◆ **TASK PROMPT**
Omit every picture and write out the rest of the records exactly.

⟨

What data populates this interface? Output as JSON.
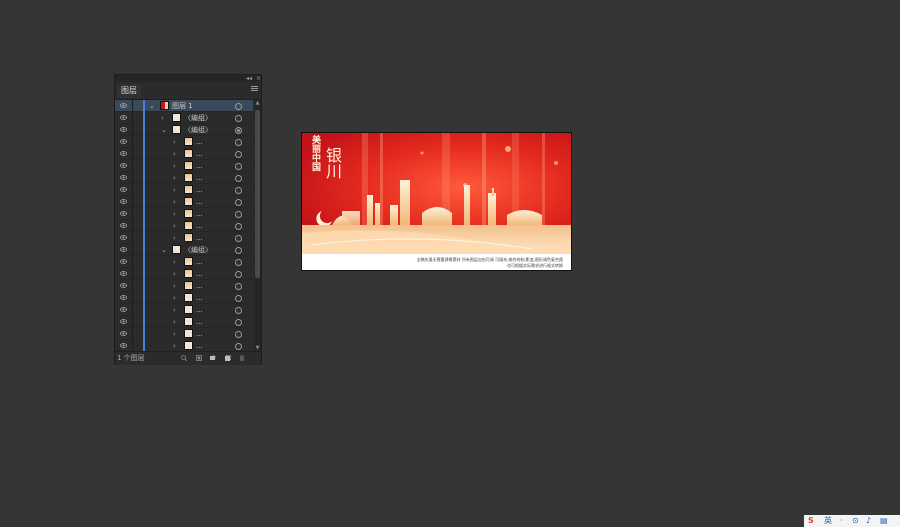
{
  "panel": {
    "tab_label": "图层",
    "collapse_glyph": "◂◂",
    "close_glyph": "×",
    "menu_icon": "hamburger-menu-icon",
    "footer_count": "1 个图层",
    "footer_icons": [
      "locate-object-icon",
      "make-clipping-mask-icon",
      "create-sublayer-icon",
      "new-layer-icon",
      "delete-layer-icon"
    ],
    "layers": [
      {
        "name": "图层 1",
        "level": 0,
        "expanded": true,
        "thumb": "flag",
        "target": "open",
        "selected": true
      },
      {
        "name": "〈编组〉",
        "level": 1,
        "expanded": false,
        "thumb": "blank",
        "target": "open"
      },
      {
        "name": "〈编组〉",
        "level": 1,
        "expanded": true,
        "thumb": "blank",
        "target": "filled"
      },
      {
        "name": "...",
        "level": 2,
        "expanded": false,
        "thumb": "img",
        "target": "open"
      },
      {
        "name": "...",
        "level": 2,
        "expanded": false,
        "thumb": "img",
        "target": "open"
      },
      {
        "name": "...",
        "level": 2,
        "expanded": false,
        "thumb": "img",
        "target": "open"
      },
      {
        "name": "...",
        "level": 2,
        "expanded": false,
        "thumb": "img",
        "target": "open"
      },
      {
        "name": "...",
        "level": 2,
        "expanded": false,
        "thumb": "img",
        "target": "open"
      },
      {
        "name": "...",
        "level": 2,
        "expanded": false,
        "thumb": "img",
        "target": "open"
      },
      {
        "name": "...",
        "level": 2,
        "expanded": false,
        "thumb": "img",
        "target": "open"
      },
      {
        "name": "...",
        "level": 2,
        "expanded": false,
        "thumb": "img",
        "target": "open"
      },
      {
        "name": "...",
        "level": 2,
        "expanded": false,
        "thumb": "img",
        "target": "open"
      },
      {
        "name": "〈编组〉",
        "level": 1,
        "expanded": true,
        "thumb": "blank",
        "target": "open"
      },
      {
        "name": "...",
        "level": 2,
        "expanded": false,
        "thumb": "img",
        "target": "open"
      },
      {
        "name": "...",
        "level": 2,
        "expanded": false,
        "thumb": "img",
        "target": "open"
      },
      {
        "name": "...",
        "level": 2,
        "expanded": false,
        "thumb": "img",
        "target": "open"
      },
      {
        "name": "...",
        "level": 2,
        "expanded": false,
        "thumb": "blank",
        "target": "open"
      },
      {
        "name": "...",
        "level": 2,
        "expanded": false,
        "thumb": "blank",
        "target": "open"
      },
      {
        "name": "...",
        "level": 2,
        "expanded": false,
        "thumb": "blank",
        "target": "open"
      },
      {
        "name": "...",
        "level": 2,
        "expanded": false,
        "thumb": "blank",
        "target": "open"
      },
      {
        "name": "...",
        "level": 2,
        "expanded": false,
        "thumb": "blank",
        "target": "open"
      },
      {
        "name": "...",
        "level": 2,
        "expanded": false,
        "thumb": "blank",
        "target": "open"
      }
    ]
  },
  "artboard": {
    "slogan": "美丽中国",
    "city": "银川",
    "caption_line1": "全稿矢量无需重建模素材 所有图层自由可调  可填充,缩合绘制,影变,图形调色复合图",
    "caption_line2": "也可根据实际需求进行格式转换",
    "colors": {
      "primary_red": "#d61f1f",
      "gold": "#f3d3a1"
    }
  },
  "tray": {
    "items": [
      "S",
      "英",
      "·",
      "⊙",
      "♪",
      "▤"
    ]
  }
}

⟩

◆ **OUTPUT OF THE TASK**
What data populates this interface? Output as JSON.
{
  "panel": {
    "tab_label": "图层",
    "collapse_glyph": "◂◂",
    "close_glyph": "×",
    "menu_icon": "hamburger-menu-icon",
    "footer_count": "1 个图层",
    "footer_icons": [
      "locate-object-icon",
      "make-clipping-mask-icon",
      "create-sublayer-icon",
      "new-layer-icon",
      "delete-layer-icon"
    ],
    "layers": [
      {
        "name": "图层 1",
        "level": 0,
        "expanded": true,
        "thumb": "flag",
        "target": "open",
        "selected": true
      },
      {
        "name": "〈编组〉",
        "level": 1,
        "expanded": false,
        "thumb": "blank",
        "target": "open"
      },
      {
        "name": "〈编组〉",
        "level": 1,
        "expanded": true,
        "thumb": "blank",
        "target": "filled"
      },
      {
        "name": "...",
        "level": 2,
        "expanded": false,
        "thumb": "img",
        "target": "open"
      },
      {
        "name": "...",
        "level": 2,
        "expanded": false,
        "thumb": "img",
        "target": "open"
      },
      {
        "name": "...",
        "level": 2,
        "expanded": false,
        "thumb": "img",
        "target": "open"
      },
      {
        "name": "...",
        "level": 2,
        "expanded": false,
        "thumb": "img",
        "target": "open"
      },
      {
        "name": "...",
        "level": 2,
        "expanded": false,
        "thumb": "img",
        "target": "open"
      },
      {
        "name": "...",
        "level": 2,
        "expanded": false,
        "thumb": "img",
        "target": "open"
      },
      {
        "name": "...",
        "level": 2,
        "expanded": false,
        "thumb": "img",
        "target": "open"
      },
      {
        "name": "...",
        "level": 2,
        "expanded": false,
        "thumb": "img",
        "target": "open"
      },
      {
        "name": "...",
        "level": 2,
        "expanded": false,
        "thumb": "img",
        "target": "open"
      },
      {
        "name": "〈编组〉",
        "level": 1,
        "expanded": true,
        "thumb": "blank",
        "target": "open"
      },
      {
        "name": "...",
        "level": 2,
        "expanded": false,
        "thumb": "img",
        "target": "open"
      },
      {
        "name": "...",
        "level": 2,
        "expanded": false,
        "thumb": "img",
        "target": "open"
      },
      {
        "name": "...",
        "level": 2,
        "expanded": false,
        "thumb": "img",
        "target": "open"
      },
      {
        "name": "...",
        "level": 2,
        "expanded": false,
        "thumb": "blank",
        "target": "open"
      },
      {
        "name": "...",
        "level": 2,
        "expanded": false,
        "thumb": "blank",
        "target": "open"
      },
      {
        "name": "...",
        "level": 2,
        "expanded": false,
        "thumb": "blank",
        "target": "open"
      },
      {
        "name": "...",
        "level": 2,
        "expanded": false,
        "thumb": "blank",
        "target": "open"
      },
      {
        "name": "...",
        "level": 2,
        "expanded": false,
        "thumb": "blank",
        "target": "open"
      },
      {
        "name": "...",
        "level": 2,
        "expanded": false,
        "thumb": "blank",
        "target": "open"
      }
    ]
  },
  "artboard": {
    "slogan": "美丽中国",
    "city": "银川",
    "caption_line1": "全稿矢量无需重建模素材 所有图层自由可调  可填充,缩合绘制,影变,图形调色复合图",
    "caption_line2": "也可根据实际需求进行格式转换",
    "colors": {
      "primary_red": "#d61f1f",
      "gold": "#f3d3a1"
    }
  },
  "tray": {
    "items": [
      "S",
      "英",
      "·",
      "⊙",
      "♪",
      "▤"
    ]
  }
}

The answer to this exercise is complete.